    Just Go Vote and save your keyboard callouses.

  • Del April 3, 2023 (1:49 pm)

    The last voting measure in February was the day before property tax increase notices went out for the year. It was sneaky way to get votes before people realized property taxes were going up another 20%. 

  • Scarlett April 3, 2023 (3:08 pm)

    This is absolutely needed.  Go into any emergency room and you’ll find the mentally distressed, often on a gurney in hallway,  waiting for some place to go.   It could be your brother, sister, relative or friend. I have my own reservations about the the mental healthcare system, but we need to do something.

    • Waeattleite April 3, 2023 (3:37 pm)

      Yes, something. Not “anything”.  People continue to vote for initiatives so that “something” will be done with nary a thought on its merit. Case in point. I will vote for good concepts that do not continue to raise the price of housing. 

  • Admiral April 3, 2023 (5:55 pm)

    And when does it stop, this tax will increase rents and reduce housing affordability.  It’s time for the voters to resoundingly reject adding more cost on housing!

  • CAM April 4, 2023 (9:33 am)

    If you want to have an informed opinion about whether or not this levy is needed, rather than whether or not you like the people proposing it or like giving away money, please talk about the substantial decrease in the number of inpatient mental health beds in King County in recent decades. As has been noted already in comments, this isn’t about homelessness (surprise, many people without housing are not mentally ill) and is not about crime. It is about a mental health crisis and a lack of available beds to which people can be admitted when treatment is needed.
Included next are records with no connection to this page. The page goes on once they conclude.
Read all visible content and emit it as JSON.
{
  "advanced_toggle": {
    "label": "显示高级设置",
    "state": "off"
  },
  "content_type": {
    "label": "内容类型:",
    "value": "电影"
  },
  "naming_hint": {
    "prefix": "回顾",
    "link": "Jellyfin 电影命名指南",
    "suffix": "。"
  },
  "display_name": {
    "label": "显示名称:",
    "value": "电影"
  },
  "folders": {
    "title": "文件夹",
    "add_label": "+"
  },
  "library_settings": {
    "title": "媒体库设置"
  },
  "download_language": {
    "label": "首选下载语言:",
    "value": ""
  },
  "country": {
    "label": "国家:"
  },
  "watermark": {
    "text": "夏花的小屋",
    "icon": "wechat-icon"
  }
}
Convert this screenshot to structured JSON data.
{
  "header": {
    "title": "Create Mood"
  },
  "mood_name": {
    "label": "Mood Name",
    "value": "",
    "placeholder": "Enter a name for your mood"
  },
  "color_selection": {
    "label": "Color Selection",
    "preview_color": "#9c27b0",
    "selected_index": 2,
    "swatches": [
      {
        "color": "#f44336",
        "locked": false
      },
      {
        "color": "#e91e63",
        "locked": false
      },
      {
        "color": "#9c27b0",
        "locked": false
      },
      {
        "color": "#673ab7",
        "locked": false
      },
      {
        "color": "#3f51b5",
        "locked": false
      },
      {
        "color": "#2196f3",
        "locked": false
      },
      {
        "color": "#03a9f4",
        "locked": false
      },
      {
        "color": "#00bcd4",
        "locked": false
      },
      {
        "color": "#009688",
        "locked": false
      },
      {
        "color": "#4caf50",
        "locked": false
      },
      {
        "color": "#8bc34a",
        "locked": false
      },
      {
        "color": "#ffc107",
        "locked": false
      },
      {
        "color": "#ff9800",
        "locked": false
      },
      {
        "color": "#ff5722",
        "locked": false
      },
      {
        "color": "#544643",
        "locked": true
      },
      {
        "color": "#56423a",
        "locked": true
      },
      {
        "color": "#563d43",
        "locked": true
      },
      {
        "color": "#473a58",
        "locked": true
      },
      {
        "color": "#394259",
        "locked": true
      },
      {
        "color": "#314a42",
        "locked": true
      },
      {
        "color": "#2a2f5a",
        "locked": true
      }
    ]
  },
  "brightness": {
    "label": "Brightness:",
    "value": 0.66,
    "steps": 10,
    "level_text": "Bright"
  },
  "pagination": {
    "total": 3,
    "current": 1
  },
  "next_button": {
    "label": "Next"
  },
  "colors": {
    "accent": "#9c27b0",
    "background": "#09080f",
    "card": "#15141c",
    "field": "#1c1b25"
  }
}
Read the newspaper any day of the week and you’ll see the stories about it. 

  • Scarlett April 4, 2023 (12:15 pm)

    As noted above, this levy is about the lack of beds for the mentally ill.  Some of these mentally ill spend days, even weeks, on a gurney in a crowded emergency room.  It is exhausting and traumatic for medical staff and other patients as often these patients are combative, screaming and need to be restrained, ie strapped down.  Many, eventually, will end up back on the street.  There will be undoubtably unefficiecies in how the money is allocated and spent , unfortunately, but I don’t see any other options for this ongoing crisis. 

  • Scarlett April 6, 2023 (8:45 am)

    My father, who was the wisest man and “straightest shooter” I ever knew,  used to say: “Poor people are big business.”  
    Of course he was referring to that vast bureaucracy (putting private charities aside for the moment)  whose job it is to manage the poor, indigent and others, is a reliable employer of thousands, even millions of people.  Given this and people’s desire to stay employed, institutions primary goal is to survive until the next round of funding.  But then, you could say this about a police department, or the B1 bomber, or anything else. 

    This is the complaint from many and it is not without merit.  However, these same people are blind to the fact, willingly or not, that the state is subdizing their lifestyles as well, from farm supports to tax and capital gain carve-outs for homeowners, to a thousand other subsidies.  We are in the business of subdizing wealth in this country far more than poverty.   My father also bitterly pointed out this hypocrisy as well. 

    It doesn’t make the financial comfortable “bad” people, but we have to start being honest about  where our money comes from, who is getting paid and who the payor is, indirectly or not.  Then we can begin to discuss issues honestly and fairly.  

  • AdmyrlByrd April 6, 2023 (5:47 pm)

    Too many levies, too much taxes.  Mine have more than doubled since 2014 when I bought in WS.  My value and salary have not.We need to vote no on these sneaky, special levies until there is a full accounting for all of them; none seem to fill their promises, and it’s time to send Dow, Bruce and the City Council a message that our homes are not their piggybanks for experimentation.  In most cases, I’m convinced more money brings more problems.

Sorry, comment time is over.